- Opening Delimiter -
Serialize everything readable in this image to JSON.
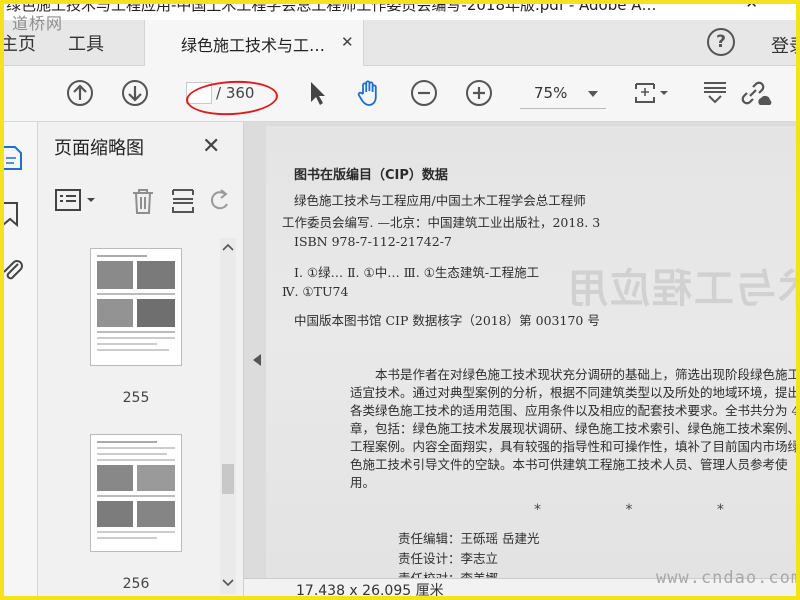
{
  "window": {
    "title": "绿色施工技术与工程应用-中国土木工程学会总工程师工作委员会编写-2018年版.pdf - Adobe A…",
    "close_glyph": "✕"
  },
  "watermarks": {
    "top_left": "道桥网",
    "bottom_right": "www.cndao.com"
  },
  "tabs": {
    "home": "主页",
    "tools": "工具",
    "document": "绿色施工技术与工…",
    "document_close": "✕"
  },
  "header_right": {
    "login": "登录"
  },
  "toolbar": {
    "page_current": "",
    "page_total": "/ 360",
    "zoom": "75%"
  },
  "icons": {
    "prev_page": "arrow-up-circle",
    "next_page": "arrow-down-circle",
    "select_tool": "cursor-arrow",
    "hand_tool": "hand",
    "zoom_out": "minus-circle",
    "zoom_in": "plus-circle",
    "fit_page": "fit-page-scroll",
    "page_display": "page-display",
    "share_link": "link-cloud"
  },
  "panel": {
    "title": "页面缩略图",
    "close": "✕",
    "thumbnails": [
      {
        "label": "255"
      },
      {
        "label": "256"
      }
    ]
  },
  "document": {
    "cip_heading": "图书在版编目（CIP）数据",
    "cip_lines": [
      "绿色施工技术与工程应用/中国土木工程学会总工程师",
      "工作委员会编写. —北京：中国建筑工业出版社，2018. 3",
      "ISBN 978-7-112-21742-7",
      "Ⅰ. ①绿…  Ⅱ. ①中…  Ⅲ. ①生态建筑-工程施工",
      "Ⅳ. ①TU74"
    ],
    "cip_number": "中国版本图书馆 CIP 数据核字（2018）第 003170 号",
    "summary": "本书是作者在对绿色施工技术现状充分调研的基础上，筛选出现阶段绿色施工适宜技术。通过对典型案例的分析，根据不同建筑类型以及所处的地域环境，提出各类绿色施工技术的适用范围、应用条件以及相应的配套技术要求。全书共分为 4 章，包括：绿色施工技术发展现状调研、绿色施工技术索引、绿色施工技术案例、工程案例。内容全面翔实，具有较强的指导性和可操作性，填补了目前国内市场绿色施工技术引导文件的空缺。本书可供建筑工程施工技术人员、管理人员参考使用。",
    "stars": "* * *",
    "credits": [
      "责任编辑：王砾瑶    岳建光",
      "责任设计：李志立",
      "责任校对：李美娜"
    ],
    "bleed_text": "绿色施工技术与工程应用"
  },
  "status": {
    "dimensions": "17.438 x 26.095 厘米"
  }
}
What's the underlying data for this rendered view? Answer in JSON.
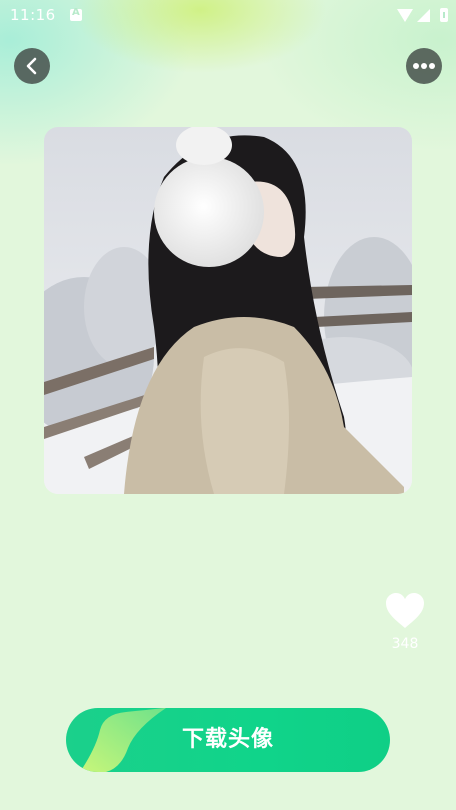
{
  "status_bar": {
    "time": "11:16"
  },
  "header": {
    "back_icon": "chevron-left-icon",
    "more_icon": "more-horizontal-icon"
  },
  "like": {
    "count": "348",
    "icon": "heart-icon"
  },
  "download": {
    "label": "下载头像"
  },
  "colors": {
    "accent": "#10d48a",
    "accent_light": "#b9f27a",
    "background": "#e2f7dc"
  }
}
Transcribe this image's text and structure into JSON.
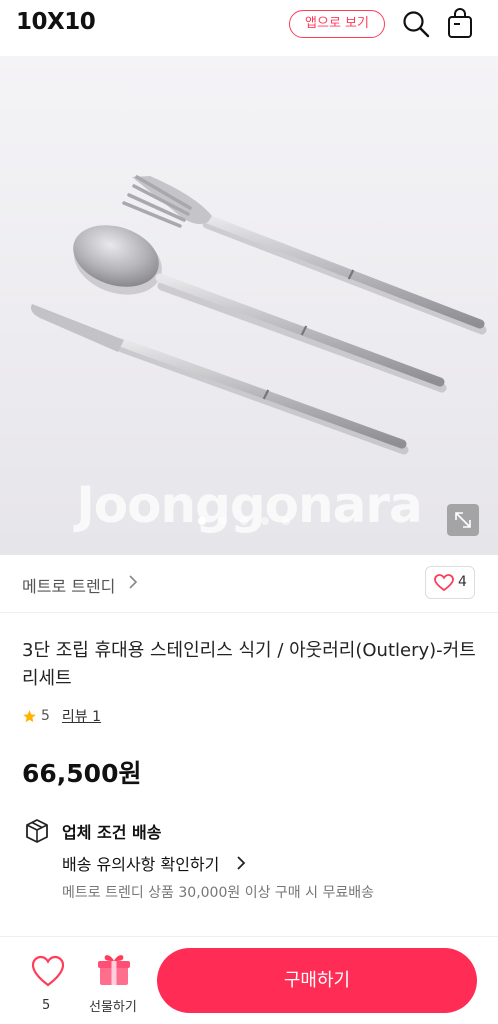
{
  "header": {
    "logo": "10X10",
    "app_button": "앱으로 보기"
  },
  "hero": {
    "watermark": "Joonggonara",
    "image_description": "silver fork spoon knife set",
    "dots_total": 5,
    "active_dot": 1
  },
  "brand": {
    "name": "메트로 트렌디",
    "likes": "4"
  },
  "product": {
    "title": "3단 조립 휴대용 스테인리스 식기 / 아웃러리(Outlery)-커트리세트",
    "rating": "5",
    "review_label": "리뷰 1",
    "price": "66,500원"
  },
  "shipping": {
    "title": "업체 조건 배송",
    "notice": "배송 유의사항 확인하기",
    "free_condition": "메트로 트렌디 상품 30,000원 이상 구매 시 무료배송"
  },
  "bottom": {
    "wish_count": "5",
    "gift_label": "선물하기",
    "buy_label": "구매하기"
  },
  "colors": {
    "accent": "#ff2d55",
    "star": "#ffb400"
  }
}
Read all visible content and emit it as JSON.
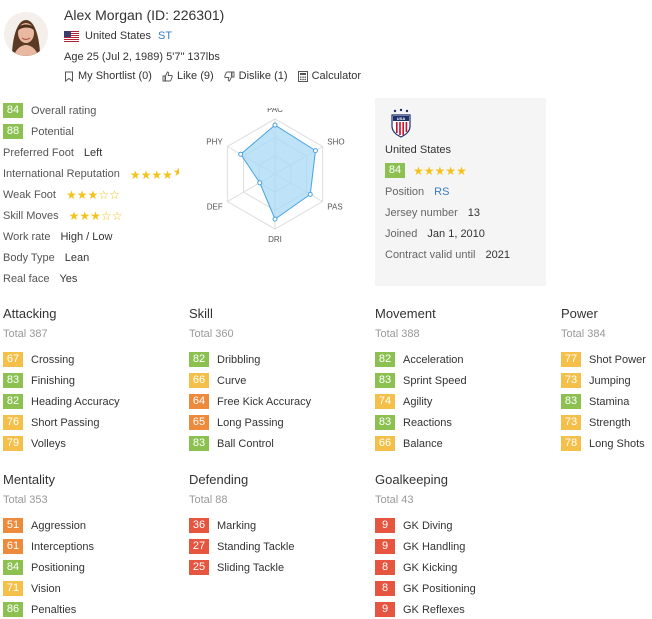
{
  "player": {
    "name": "Alex Morgan (ID: 226301)",
    "country": "United States",
    "position": "ST",
    "meta": "Age 25 (Jul 2, 1989) 5'7\" 137lbs"
  },
  "actions": [
    {
      "label": "My Shortlist (0)",
      "icon": "bookmark-icon"
    },
    {
      "label": "Like (9)",
      "icon": "thumbs-up-icon"
    },
    {
      "label": "Dislike (1)",
      "icon": "thumbs-down-icon"
    },
    {
      "label": "Calculator",
      "icon": "calculator-icon"
    }
  ],
  "info": {
    "overall": {
      "value": "84",
      "label": "Overall rating"
    },
    "potential": {
      "value": "88",
      "label": "Potential"
    },
    "preferred_foot": {
      "label": "Preferred Foot",
      "value": "Left"
    },
    "international_reputation": {
      "label": "International Reputation",
      "stars": 4.5
    },
    "weak_foot": {
      "label": "Weak Foot",
      "stars": 3
    },
    "skill_moves": {
      "label": "Skill Moves",
      "stars": 3
    },
    "work_rate": {
      "label": "Work rate",
      "value": "High / Low"
    },
    "body_type": {
      "label": "Body Type",
      "value": "Lean"
    },
    "real_face": {
      "label": "Real face",
      "value": "Yes"
    }
  },
  "radar": {
    "labels": [
      "PAC",
      "SHO",
      "PAS",
      "DRI",
      "DEF",
      "PHY"
    ],
    "values": [
      89,
      85,
      74,
      82,
      32,
      72
    ],
    "fill": "#a8d8f5",
    "stroke": "#4aa3df"
  },
  "team": {
    "name": "United States",
    "rating": "84",
    "stars": 5,
    "position_label": "Position",
    "position_value": "RS",
    "jersey_label": "Jersey number",
    "jersey_value": "13",
    "joined_label": "Joined",
    "joined_value": "Jan 1, 2010",
    "contract_label": "Contract valid until",
    "contract_value": "2021"
  },
  "sections": {
    "attacking": {
      "title": "Attacking",
      "total": "Total 387",
      "items": [
        {
          "v": "67",
          "n": "Crossing"
        },
        {
          "v": "83",
          "n": "Finishing"
        },
        {
          "v": "82",
          "n": "Heading Accuracy"
        },
        {
          "v": "76",
          "n": "Short Passing"
        },
        {
          "v": "79",
          "n": "Volleys"
        }
      ]
    },
    "skill": {
      "title": "Skill",
      "total": "Total 360",
      "items": [
        {
          "v": "82",
          "n": "Dribbling"
        },
        {
          "v": "66",
          "n": "Curve"
        },
        {
          "v": "64",
          "n": "Free Kick Accuracy"
        },
        {
          "v": "65",
          "n": "Long Passing"
        },
        {
          "v": "83",
          "n": "Ball Control"
        }
      ]
    },
    "movement": {
      "title": "Movement",
      "total": "Total 388",
      "items": [
        {
          "v": "82",
          "n": "Acceleration"
        },
        {
          "v": "83",
          "n": "Sprint Speed"
        },
        {
          "v": "74",
          "n": "Agility"
        },
        {
          "v": "83",
          "n": "Reactions"
        },
        {
          "v": "66",
          "n": "Balance"
        }
      ]
    },
    "power": {
      "title": "Power",
      "total": "Total 384",
      "items": [
        {
          "v": "77",
          "n": "Shot Power"
        },
        {
          "v": "73",
          "n": "Jumping"
        },
        {
          "v": "83",
          "n": "Stamina"
        },
        {
          "v": "73",
          "n": "Strength"
        },
        {
          "v": "78",
          "n": "Long Shots"
        }
      ]
    },
    "mentality": {
      "title": "Mentality",
      "total": "Total 353",
      "items": [
        {
          "v": "51",
          "n": "Aggression"
        },
        {
          "v": "61",
          "n": "Interceptions"
        },
        {
          "v": "84",
          "n": "Positioning"
        },
        {
          "v": "71",
          "n": "Vision"
        },
        {
          "v": "86",
          "n": "Penalties"
        }
      ]
    },
    "defending": {
      "title": "Defending",
      "total": "Total 88",
      "items": [
        {
          "v": "36",
          "n": "Marking"
        },
        {
          "v": "27",
          "n": "Standing Tackle"
        },
        {
          "v": "25",
          "n": "Sliding Tackle"
        }
      ]
    },
    "goalkeeping": {
      "title": "Goalkeeping",
      "total": "Total 43",
      "items": [
        {
          "v": "9",
          "n": "GK Diving"
        },
        {
          "v": "9",
          "n": "GK Handling"
        },
        {
          "v": "8",
          "n": "GK Kicking"
        },
        {
          "v": "8",
          "n": "GK Positioning"
        },
        {
          "v": "9",
          "n": "GK Reflexes"
        }
      ]
    }
  },
  "colors": {
    "green": "#8cc152",
    "yellow": "#f5c04a",
    "orange": "#ee8a3c",
    "red": "#e65540",
    "link": "#3a7dc1",
    "star": "#f4c31b"
  }
}
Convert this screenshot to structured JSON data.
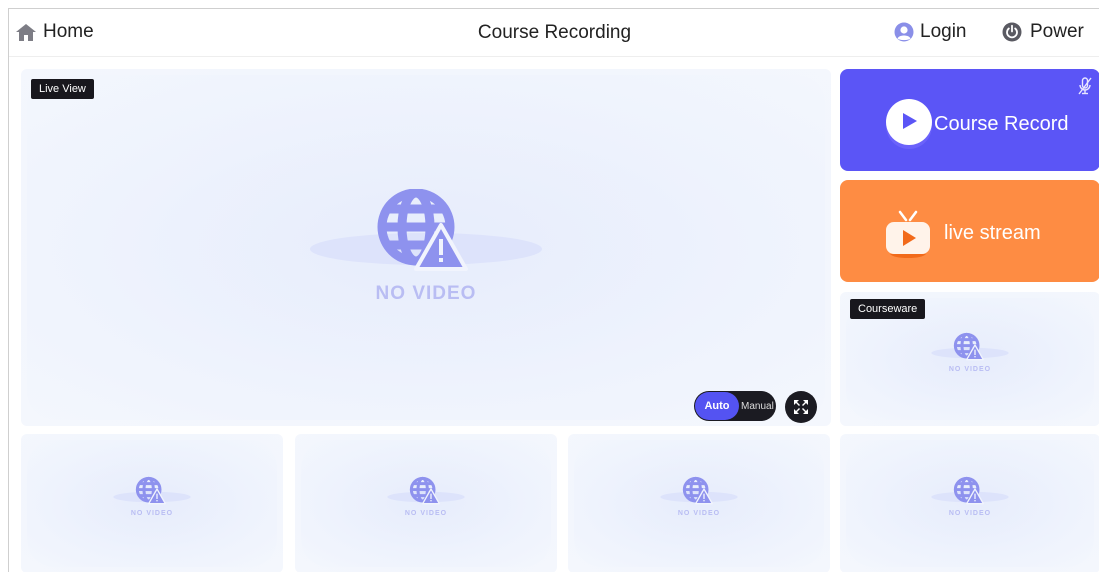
{
  "header": {
    "home_label": "Home",
    "title": "Course Recording",
    "login_label": "Login",
    "power_label": "Power",
    "icons": {
      "home": "home-icon",
      "login": "user-icon",
      "power": "power-icon"
    }
  },
  "main_view": {
    "label": "Live View",
    "no_video_text": "NO VIDEO",
    "mode_toggle": {
      "auto_label": "Auto",
      "manual_label": "Manual",
      "selected": "Auto"
    },
    "fullscreen_icon": "fullscreen-icon"
  },
  "actions": {
    "course_record": {
      "label": "Course Record",
      "icon": "play-icon",
      "mic_icon": "mic-muted-icon",
      "color": "#5b55f6"
    },
    "live_stream": {
      "label": "live stream",
      "icon": "tv-icon",
      "color": "#fe8c43"
    }
  },
  "courseware": {
    "label": "Courseware",
    "no_video_text": "NO VIDEO"
  },
  "thumbnails": [
    {
      "no_video_text": "NO VIDEO"
    },
    {
      "no_video_text": "NO VIDEO"
    },
    {
      "no_video_text": "NO VIDEO"
    },
    {
      "no_video_text": "NO VIDEO"
    }
  ],
  "colors": {
    "accent": "#5453f2",
    "no_video_icon": "#8e92ee",
    "no_video_text": "#b9bdf3"
  }
}
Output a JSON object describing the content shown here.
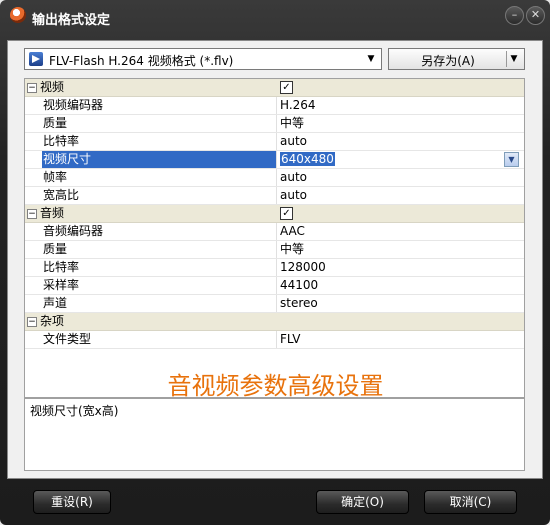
{
  "window": {
    "title": "输出格式设定"
  },
  "format_combo": {
    "value": "FLV-Flash H.264 视频格式 (*.flv)"
  },
  "save_as_label": "另存为(A)",
  "sections": [
    {
      "name": "视频",
      "checked": true,
      "rows": [
        {
          "name": "视频编码器",
          "value": "H.264"
        },
        {
          "name": "质量",
          "value": "中等"
        },
        {
          "name": "比特率",
          "value": "auto"
        },
        {
          "name": "视频尺寸",
          "value": "640x480",
          "selected": true
        },
        {
          "name": "帧率",
          "value": "auto"
        },
        {
          "name": "宽高比",
          "value": "auto"
        }
      ]
    },
    {
      "name": "音频",
      "checked": true,
      "rows": [
        {
          "name": "音频编码器",
          "value": "AAC"
        },
        {
          "name": "质量",
          "value": "中等"
        },
        {
          "name": "比特率",
          "value": "128000"
        },
        {
          "name": "采样率",
          "value": "44100"
        },
        {
          "name": "声道",
          "value": "stereo"
        }
      ]
    },
    {
      "name": "杂项",
      "checked": false,
      "rows": [
        {
          "name": "文件类型",
          "value": "FLV"
        }
      ]
    }
  ],
  "overlay_caption": "音视频参数高级设置",
  "description": "视频尺寸(宽x高)",
  "buttons": {
    "reset": "重设(R)",
    "ok": "确定(O)",
    "cancel": "取消(C)"
  },
  "colors": {
    "selection": "#316ac5",
    "caption": "#e8720c",
    "category_bg": "#ece9d8"
  }
}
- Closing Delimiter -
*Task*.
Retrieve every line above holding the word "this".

*Task output*.
Serialize everything readable in this image to JSON.
What's the underlying data for this rendered view? Answer in JSON.
Transcribe this image's text and structure into JSON.
Convert this screenshot to structured JSON data.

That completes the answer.